Sunday, May 4, 2014

SEO vs PPC: Which One Takes the Gold?

For all companies, institutions, and individuals who use the internet, the underlying goal is to generate views to drive business. Getting the most webpage “hits” is what allows a company to grow, attract visitors and members, and allows individuals to get noticed. Most people who use the internet seek to attract more visitors by making their webpages interactive, eye-catching, and memorable. 

While these goals are important and worth investing in, we believe the secret behind receiving numerous website views is quite simple. No matter how nice your webpage looks, if it is not listed as a popular result in a search engine, it will likely not get much notice. Some people may stumble across it, and some may intentionally find it, but the casual internet surfer will not see your webpage.
The real way to attract attention to your webpage is to try one of two search engine marketing approaches: search engine optimization or pay per click. Search engine optimization, or SEO, is following a certain set of criteria when making a webpage, so search engine spiders will select the matching keywords from a page when those keywords are searched. Pay per click, or PPC, is contracting advertising programs to advertise a page. You pay a fee every time one of those advertisements is clicked and the surfer is redirected to your webpage.
SEO was, for some time, the leader in the traffic boosting technology race, as it was free and was essentially a matter of loading a page with keywords. This practice, known as “keyword stuffing,” allowed for companies to trick search engines into selecting their pages simply because of the quantity of relevant keywords, and not necessarily for the content of the page itself. One somewhat unscrupulous practice was to load the keywords into the non-visible space on the page. This would mean a visitor to the page would not notice anything out of the ordinary, but a search engine spider would be fooled by the artificially high keyword content.
Given the relative simplicity of this practice and the general knowledge of the criteria by which search engines would rank pages, companies were able to work the system to their advantage without spending any additional money. In fact, although it may take a long time for SEO to work, the cost in the beginning is essentially free. In the last several months, however, search engines such as Google have stepped up the game.
Google’s search algorithms have been changed so keyword stuffing is no longer an effective method, and companies need to focus on relevant content.

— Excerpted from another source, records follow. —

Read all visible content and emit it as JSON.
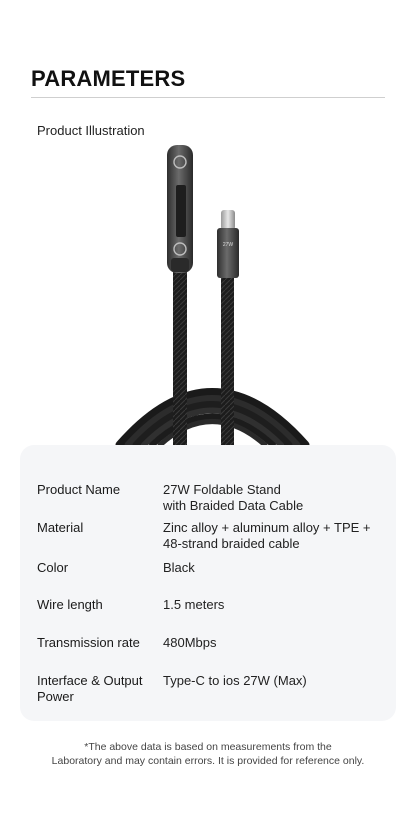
{
  "header": {
    "title": "PARAMETERS"
  },
  "section": {
    "illustration_label": "Product Illustration"
  },
  "product": {
    "plug_marking": "27W"
  },
  "specs": [
    {
      "label": "Product Name",
      "value_lines": [
        "27W Foldable Stand",
        "with Braided Data Cable"
      ]
    },
    {
      "label": "Material",
      "value_lines": [
        "Zinc alloy + aluminum alloy + TPE +",
        "48-strand braided cable"
      ]
    },
    {
      "label": "Color",
      "value_lines": [
        "Black"
      ]
    },
    {
      "label": "Wire length",
      "value_lines": [
        "1.5 meters"
      ]
    },
    {
      "label": "Transmission rate",
      "value_lines": [
        "480Mbps"
      ]
    },
    {
      "label_lines": [
        "Interface & Output",
        "Power"
      ],
      "value_lines": [
        "Type-C to ios 27W (Max)"
      ]
    }
  ],
  "footnote": {
    "line1": "*The above data is based on measurements from the",
    "line2": "Laboratory and may contain errors. It is provided for reference only."
  }
}
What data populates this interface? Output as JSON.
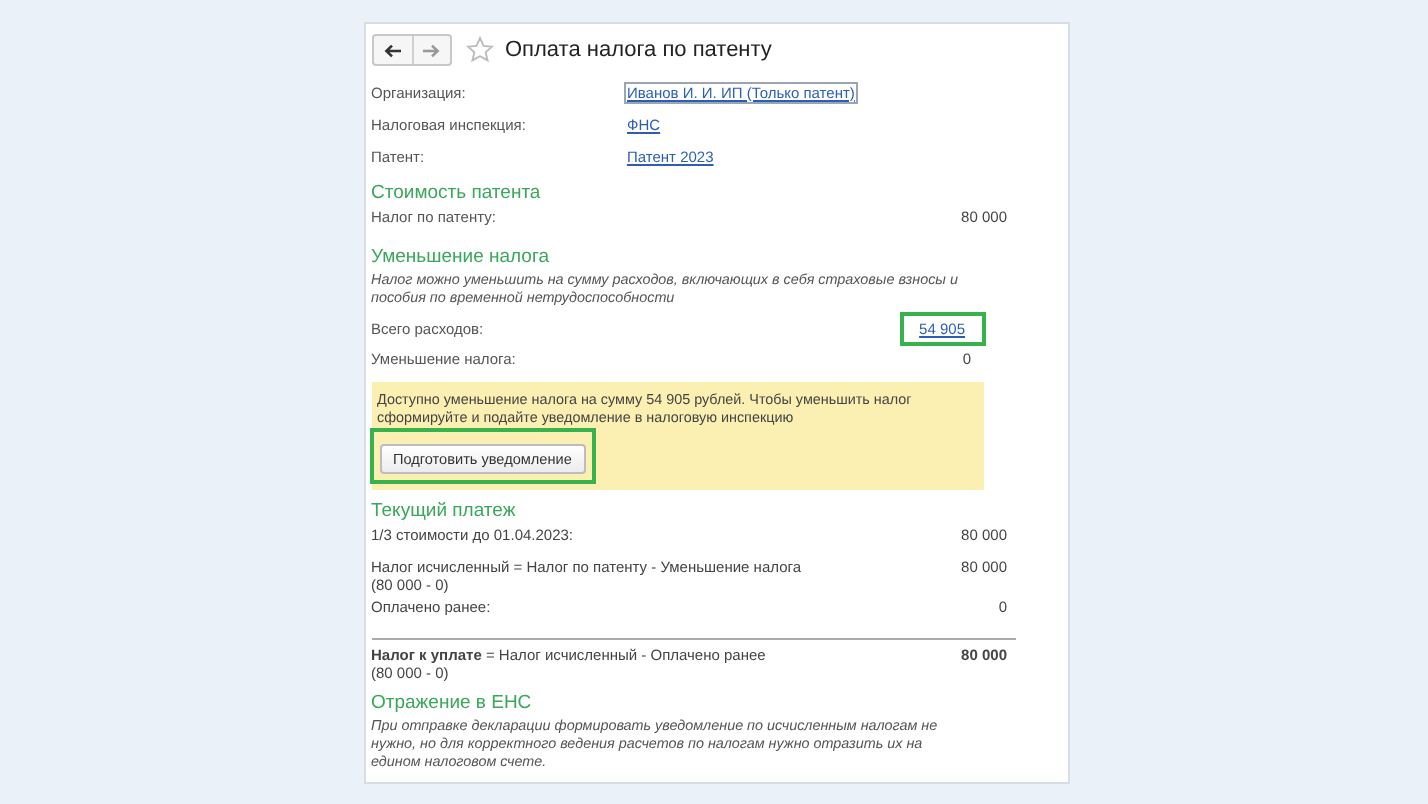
{
  "header": {
    "favorite": false,
    "title": "Оплата налога по патенту"
  },
  "fields": [
    {
      "label": "Организация:",
      "value": "Иванов И. И. ИП (Только патент)",
      "focused": true
    },
    {
      "label": "Налоговая инспекция:",
      "value": "ФНС ",
      "focused": false
    },
    {
      "label": "Патент:",
      "value": "Патент 2023",
      "focused": false
    }
  ],
  "patent_cost": {
    "heading": "Стоимость патента",
    "label": "Налог по патенту:",
    "value": "80 000"
  },
  "reduction": {
    "heading": "Уменьшение налога",
    "note": "Налог можно уменьшить на сумму расходов, включающих в себя страховые взносы и пособия по временной нетрудоспособности",
    "expenses_label": "Всего расходов:",
    "expenses_value": "54 905",
    "expenses_highlighted": true,
    "reduction_label": "Уменьшение налога:",
    "reduction_value": "0",
    "alert": "Доступно уменьшение налога на сумму 54 905 рублей. Чтобы уменьшить налог сформируйте и подайте уведомление в налоговую инспекцию",
    "button": "Подготовить уведомление",
    "button_highlighted": true
  },
  "current_payment": {
    "heading": "Текущий платеж",
    "rows": [
      {
        "label": "1/3 стоимости до 01.04.2023:",
        "value": "80 000"
      },
      {
        "label": "Налог исчисленный = Налог по патенту - Уменьшение налога",
        "detail": "(80 000 - 0)",
        "value": "80 000"
      },
      {
        "label": "Оплачено ранее:",
        "value": "0"
      }
    ],
    "total_label": "**Налог к уплате** = Налог исчисленный - Оплачено ранее",
    "total_detail": "(80 000 - 0)",
    "total_value": "80 000"
  },
  "ens": {
    "heading": "Отражение в ЕНС",
    "note": "При отправке декларации формировать уведомление по исчисленным налогам не нужно, но для корректного ведения расчетов по налогам нужно отразить их на едином налоговом счете."
  }
}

This is the biggest weakness of SEO: when search algorithms change, the formatting of the page and its effectiveness by the old system are no longer meaningful, and the page could actually fall in search rankings.
PPC is the other commonly used method of boosting internet traffic. Pay Per Click campaigns are less popular for some companies because of the initial cost: companies must pay the advertisers every time someone clicks the advertisement, whether or not that click leads to a profit for the company. However, if your webpage is well-designed and your product is marketed effectively, those payments to the advertisers may be well worth the money.
PPC is fast acting, so you can quickly get a high number of page views with little effort. You don’t have to format your page in any specific way, and there is less planning and thought that needs to go into the specific content on the page. In addition, PPC is protected from any changes in search engine algorithm updates. As long as the page includes what was advertised and viewers are instructed on how to patronize your business, you will be successful.
However, if you are a small business with a more limited budget, PPC will be less effective. If your goal is simply to spread information and your page consists of no sales opportunities whatsoever, then you will likely do more harm than good with PPC. You are paying for customers to view your page, and if nothing is gained from them once the page has been viewed, it’s a wasted cost. 
So, the question for all internet webpage designers is this: do you choose PPC or SEO? Which method is best for your company? Here are some questions to ask when making that decision:
  • What is your website advertising budget?
    • If it is high, consider PPC. Otherwise, SEO may be the way to go.
  • What is the average price being paid for PPC by companies in your industry?
    • If your competitors are paying a lot for PPC, chances are you will as well.
  • How competitive are the keywords you wish to use in your advertising?
    • If many other companies all wish to use the same keywords, you will have to pay more.
  • What is your capacity for creativity and time spent developing your webpage?
    • If you don’t have the time or people to devote to developing your webpage and following SEO parameters, use PPC.
  • What is your time frame for turning a profit?
    • If you need to make money fast, use PPC. The cost is higher, but the rewards will come more quickly. If you have time to spare, use SEO. SEO is a long term method, driving traffic organically and slowly pushing webpages to the top of internet search lists. 
Of course, the best method, if you have the resources, is to use both technologies together to achieve the best results. This way, you are covered no matter how the search engine protocol or advertising rules may change. It is also important for people specializing in each method to learn from the practices of the other. This allows for the strengths of one method to offset the weaknesses of the other. They can ultimately work together to boost internet traffic to your company’s website as effectively as possible. In the competition between SEO and PPC, which one takes the gold? Well, that all depends on the race you’re running.

No comments: